some $\displaystyle j,$ because $\displaystyle N \lhd G.$ then $\displaystyle x=y^pxy^{-p}=x^{j^p}$ and therefore $\displaystyle x^{j^p - 1} = 1.$ hence $\displaystyle p \mid j^p -1,$ because $\displaystyle o(x)=p.$ but, by Fermat's little theorem, we also have that $\displaystyle p \mid j^p - j.$ thus $\displaystyle p \mid j - 1$ and

so $\displaystyle x^j = x.$ therefore $\displaystyle yxy^{-1}=x^j=x.$ hence $\displaystyle yx=xy. \ \Box$

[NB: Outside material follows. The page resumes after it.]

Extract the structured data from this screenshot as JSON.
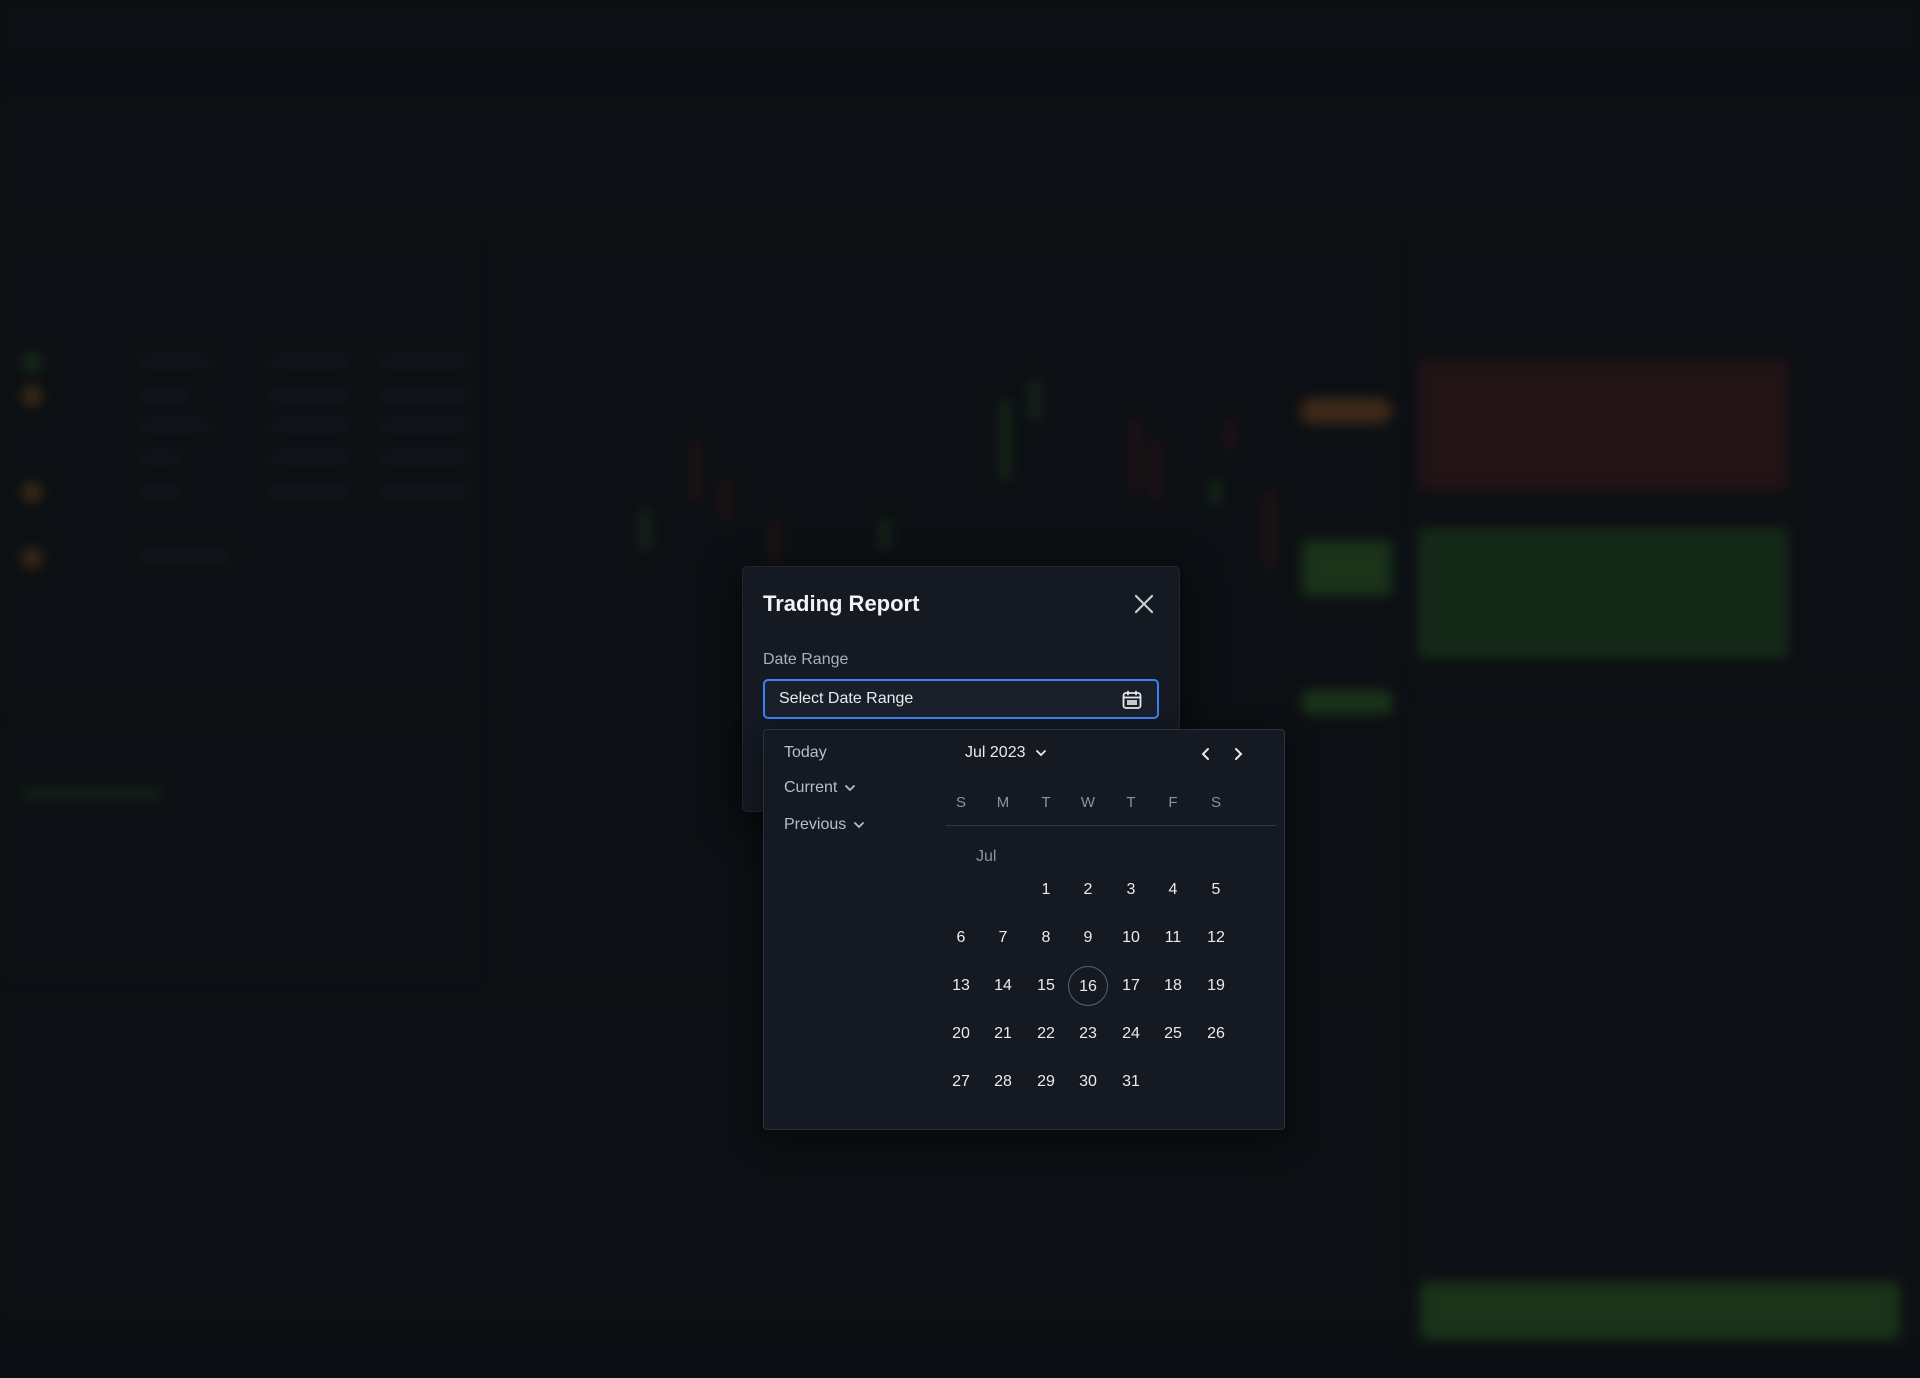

__Remark__: a similar argument can be used to prove a more general result: if $\displaystyle G$ is any group of order $\displaystyle p^n,$ whre $\displaystyle p$ is prime, and $\displaystyle N \lhd G$ with $\displaystyle |N|=p,$ then $\displaystyle N \subseteq Z(G).$